» PROBLEM STATEMENT
Print the data below exactly as it appears.

» MATERIAL SUPPLIED
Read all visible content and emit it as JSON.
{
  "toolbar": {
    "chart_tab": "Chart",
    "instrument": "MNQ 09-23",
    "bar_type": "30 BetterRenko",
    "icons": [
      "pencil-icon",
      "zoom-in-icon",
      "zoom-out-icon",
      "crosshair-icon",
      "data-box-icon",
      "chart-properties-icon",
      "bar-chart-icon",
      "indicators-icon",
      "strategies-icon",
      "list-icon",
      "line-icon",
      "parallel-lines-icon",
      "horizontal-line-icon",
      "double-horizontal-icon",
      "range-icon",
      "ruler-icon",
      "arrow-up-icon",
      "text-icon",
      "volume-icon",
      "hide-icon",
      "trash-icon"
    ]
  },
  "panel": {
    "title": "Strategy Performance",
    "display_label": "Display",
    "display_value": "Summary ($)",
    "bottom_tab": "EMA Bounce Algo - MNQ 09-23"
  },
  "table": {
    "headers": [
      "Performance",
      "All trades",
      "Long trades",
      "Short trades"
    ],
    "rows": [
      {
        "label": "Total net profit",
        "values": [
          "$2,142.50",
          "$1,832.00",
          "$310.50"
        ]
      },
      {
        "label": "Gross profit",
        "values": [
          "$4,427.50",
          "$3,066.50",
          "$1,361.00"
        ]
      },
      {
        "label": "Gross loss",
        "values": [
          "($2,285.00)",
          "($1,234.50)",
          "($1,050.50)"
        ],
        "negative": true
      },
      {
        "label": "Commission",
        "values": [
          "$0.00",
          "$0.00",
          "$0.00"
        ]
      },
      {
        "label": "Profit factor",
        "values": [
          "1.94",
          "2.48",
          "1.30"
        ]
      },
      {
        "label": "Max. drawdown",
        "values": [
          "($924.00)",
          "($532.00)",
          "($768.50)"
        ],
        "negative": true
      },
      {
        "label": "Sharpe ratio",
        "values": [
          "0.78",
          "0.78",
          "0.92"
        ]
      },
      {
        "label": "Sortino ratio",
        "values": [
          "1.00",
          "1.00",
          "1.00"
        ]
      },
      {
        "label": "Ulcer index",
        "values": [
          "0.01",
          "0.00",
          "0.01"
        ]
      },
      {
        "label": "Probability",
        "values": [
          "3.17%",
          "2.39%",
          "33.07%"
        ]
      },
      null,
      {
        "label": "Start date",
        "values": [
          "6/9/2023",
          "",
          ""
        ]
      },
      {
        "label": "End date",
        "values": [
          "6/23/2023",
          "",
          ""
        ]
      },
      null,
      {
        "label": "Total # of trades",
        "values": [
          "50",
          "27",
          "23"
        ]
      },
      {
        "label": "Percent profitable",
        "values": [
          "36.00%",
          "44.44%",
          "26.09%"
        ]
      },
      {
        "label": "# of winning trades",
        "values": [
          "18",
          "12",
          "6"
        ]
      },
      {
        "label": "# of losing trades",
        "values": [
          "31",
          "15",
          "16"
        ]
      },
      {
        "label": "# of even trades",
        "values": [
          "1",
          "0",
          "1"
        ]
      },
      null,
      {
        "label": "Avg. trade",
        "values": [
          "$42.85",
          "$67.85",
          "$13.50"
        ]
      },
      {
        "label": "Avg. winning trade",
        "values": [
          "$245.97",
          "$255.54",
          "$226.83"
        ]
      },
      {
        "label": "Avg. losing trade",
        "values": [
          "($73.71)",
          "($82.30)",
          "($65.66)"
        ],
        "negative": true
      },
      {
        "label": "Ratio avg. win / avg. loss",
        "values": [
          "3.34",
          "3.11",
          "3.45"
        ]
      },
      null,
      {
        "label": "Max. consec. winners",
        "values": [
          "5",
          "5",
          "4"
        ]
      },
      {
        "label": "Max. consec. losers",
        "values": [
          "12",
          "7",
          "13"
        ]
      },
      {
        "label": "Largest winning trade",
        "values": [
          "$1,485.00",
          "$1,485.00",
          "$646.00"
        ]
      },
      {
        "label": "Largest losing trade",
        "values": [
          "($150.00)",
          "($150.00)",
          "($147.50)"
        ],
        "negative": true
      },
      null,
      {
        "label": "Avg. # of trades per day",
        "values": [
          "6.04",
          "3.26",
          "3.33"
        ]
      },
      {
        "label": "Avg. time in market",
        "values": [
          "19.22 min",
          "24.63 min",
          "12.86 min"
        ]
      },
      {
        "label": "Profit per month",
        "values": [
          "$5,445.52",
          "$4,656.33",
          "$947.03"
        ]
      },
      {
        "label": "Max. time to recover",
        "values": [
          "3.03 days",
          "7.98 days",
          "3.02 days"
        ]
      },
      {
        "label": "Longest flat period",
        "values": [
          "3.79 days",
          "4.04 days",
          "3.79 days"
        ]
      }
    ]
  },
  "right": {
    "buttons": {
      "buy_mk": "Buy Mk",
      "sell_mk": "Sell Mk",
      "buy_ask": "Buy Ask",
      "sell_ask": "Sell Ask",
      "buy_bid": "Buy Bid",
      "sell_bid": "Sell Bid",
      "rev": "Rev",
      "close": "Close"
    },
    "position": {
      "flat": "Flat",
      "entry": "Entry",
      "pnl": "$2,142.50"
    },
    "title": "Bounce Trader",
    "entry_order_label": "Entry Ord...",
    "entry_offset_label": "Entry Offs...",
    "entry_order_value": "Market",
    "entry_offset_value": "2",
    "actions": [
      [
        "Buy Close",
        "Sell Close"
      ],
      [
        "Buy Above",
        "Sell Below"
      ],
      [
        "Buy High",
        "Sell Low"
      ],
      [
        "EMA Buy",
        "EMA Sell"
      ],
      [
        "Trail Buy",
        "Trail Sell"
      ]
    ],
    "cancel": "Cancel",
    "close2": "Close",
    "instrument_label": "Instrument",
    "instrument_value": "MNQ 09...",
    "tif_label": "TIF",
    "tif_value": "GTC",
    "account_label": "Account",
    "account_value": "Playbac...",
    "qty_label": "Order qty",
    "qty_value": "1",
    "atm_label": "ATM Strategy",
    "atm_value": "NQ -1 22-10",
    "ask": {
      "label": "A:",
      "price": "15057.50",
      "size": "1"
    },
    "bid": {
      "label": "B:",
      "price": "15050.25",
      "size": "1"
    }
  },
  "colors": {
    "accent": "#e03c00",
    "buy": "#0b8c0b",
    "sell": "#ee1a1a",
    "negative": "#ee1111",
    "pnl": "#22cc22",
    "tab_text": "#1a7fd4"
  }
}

» RESULT FOR THIS TASK
Read all visible content and emit it as JSON.
{
  "toolbar": {
    "chart_tab": "Chart",
    "instrument": "MNQ 09-23",
    "bar_type": "30 BetterRenko",
    "icons": [
      "pencil-icon",
      "zoom-in-icon",
      "zoom-out-icon",
      "crosshair-icon",
      "data-box-icon",
      "chart-properties-icon",
      "bar-chart-icon",
      "indicators-icon",
      "strategies-icon",
      "list-icon",
      "line-icon",
      "parallel-lines-icon",
      "horizontal-line-icon",
      "double-horizontal-icon",
      "range-icon",
      "ruler-icon",
      "arrow-up-icon",
      "text-icon",
      "volume-icon",
      "hide-icon",
      "trash-icon"
    ]
  },
  "panel": {
    "title": "Strategy Performance",
    "display_label": "Display",
    "display_value": "Summary ($)",
    "bottom_tab": "EMA Bounce Algo - MNQ 09-23"
  },
  "table": {
    "headers": [
      "Performance",
      "All trades",
      "Long trades",
      "Short trades"
    ],
    "rows": [
      {
        "label": "Total net profit",
        "values": [
          "$2,142.50",
          "$1,832.00",
          "$310.50"
        ]
      },
      {
        "label": "Gross profit",
        "values": [
          "$4,427.50",
          "$3,066.50",
          "$1,361.00"
        ]
      },
      {
        "label": "Gross loss",
        "values": [
          "($2,285.00)",
          "($1,234.50)",
          "($1,050.50)"
        ],
        "negative": true
      },
      {
        "label": "Commission",
        "values": [
          "$0.00",
          "$0.00",
          "$0.00"
        ]
      },
      {
        "label": "Profit factor",
        "values": [
          "1.94",
          "2.48",
          "1.30"
        ]
      },
      {
        "label": "Max. drawdown",
        "values": [
          "($924.00)",
          "($532.00)",
          "($768.50)"
        ],
        "negative": true
      },
      {
        "label": "Sharpe ratio",
        "values": [
          "0.78",
          "0.78",
          "0.92"
        ]
      },
      {
        "label": "Sortino ratio",
        "values": [
          "1.00",
          "1.00",
          "1.00"
        ]
      },
      {
        "label": "Ulcer index",
        "values": [
          "0.01",
          "0.00",
          "0.01"
        ]
      },
      {
        "label": "Probability",
        "values": [
          "3.17%",
          "2.39%",
          "33.07%"
        ]
      },
      null,
      {
        "label": "Start date",
        "values": [
          "6/9/2023",
          "",
          ""
        ]
      },
      {
        "label": "End date",
        "values": [
          "6/23/2023",
          "",
          ""
        ]
      },
      null,
      {
        "label": "Total # of trades",
        "values": [
          "50",
          "27",
          "23"
        ]
      },
      {
        "label": "Percent profitable",
        "values": [
          "36.00%",
          "44.44%",
          "26.09%"
        ]
      },
      {
        "label": "# of winning trades",
        "values": [
          "18",
          "12",
          "6"
        ]
      },
      {
        "label": "# of losing trades",
        "values": [
          "31",
          "15",
          "16"
        ]
      },
      {
        "label": "# of even trades",
        "values": [
          "1",
          "0",
          "1"
        ]
      },
      null,
      {
        "label": "Avg. trade",
        "values": [
          "$42.85",
          "$67.85",
          "$13.50"
        ]
      },
      {
        "label": "Avg. winning trade",
        "values": [
          "$245.97",
          "$255.54",
          "$226.83"
        ]
      },
      {
        "label": "Avg. losing trade",
        "values": [
          "($73.71)",
          "($82.30)",
          "($65.66)"
        ],
        "negative": true
      },
      {
        "label": "Ratio avg. win / avg. loss",
        "values": [
          "3.34",
          "3.11",
          "3.45"
        ]
      },
      null,
      {
        "label": "Max. consec. winners",
        "values": [
          "5",
          "5",
          "4"
        ]
      },
      {
        "label": "Max. consec. losers",
        "values": [
          "12",
          "7",
          "13"
        ]
      },
      {
        "label": "Largest winning trade",
        "values": [
          "$1,485.00",
          "$1,485.00",
          "$646.00"
        ]
      },
      {
        "label": "Largest losing trade",
        "values": [
          "($150.00)",
          "($150.00)",
          "($147.50)"
        ],
        "negative": true
      },
      null,
      {
        "label": "Avg. # of trades per day",
        "values": [
          "6.04",
          "3.26",
          "3.33"
        ]
      },
      {
        "label": "Avg. time in market",
        "values": [
          "19.22 min",
          "24.63 min",
          "12.86 min"
        ]
      },
      {
        "label": "Profit per month",
        "values": [
          "$5,445.52",
          "$4,656.33",
          "$947.03"
        ]
      },
      {
        "label": "Max. time to recover",
        "values": [
          "3.03 days",
          "7.98 days",
          "3.02 days"
        ]
      },
      {
        "label": "Longest flat period",
        "values": [
          "3.79 days",
          "4.04 days",
          "3.79 days"
        ]
      }
    ]
  },
  "right": {
    "buttons": {
      "buy_mk": "Buy Mk",
      "sell_mk": "Sell Mk",
      "buy_ask": "Buy Ask",
      "sell_ask": "Sell Ask",
      "buy_bid": "Buy Bid",
      "sell_bid": "Sell Bid",
      "rev": "Rev",
      "close": "Close"
    },
    "position": {
      "flat": "Flat",
      "entry": "Entry",
      "pnl": "$2,142.50"
    },
    "title": "Bounce Trader",
    "entry_order_label": "Entry Ord...",
    "entry_offset_label": "Entry Offs...",
    "entry_order_value": "Market",
    "entry_offset_value": "2",
    "actions": [
      [
        "Buy Close",
        "Sell Close"
      ],
      [
        "Buy Above",
        "Sell Below"
      ],
      [
        "Buy High",
        "Sell Low"
      ],
      [
        "EMA Buy",
        "EMA Sell"
      ],
      [
        "Trail Buy",
        "Trail Sell"
      ]
    ],
    "cancel": "Cancel",
    "close2": "Close",
    "instrument_label": "Instrument",
    "instrument_value": "MNQ 09...",
    "tif_label": "TIF",
    "tif_value": "GTC",
    "account_label": "Account",
    "account_value": "Playbac...",
    "qty_label": "Order qty",
    "qty_value": "1",
    "atm_label": "ATM Strategy",
    "atm_value": "NQ -1 22-10",
    "ask": {
      "label": "A:",
      "price": "15057.50",
      "size": "1"
    },
    "bid": {
      "label": "B:",
      "price": "15050.25",
      "size": "1"
    }
  },
  "colors": {
    "accent": "#e03c00",
    "buy": "#0b8c0b",
    "sell": "#ee1a1a",
    "negative": "#ee1111",
    "pnl": "#22cc22",
    "tab_text": "#1a7fd4"
  }
}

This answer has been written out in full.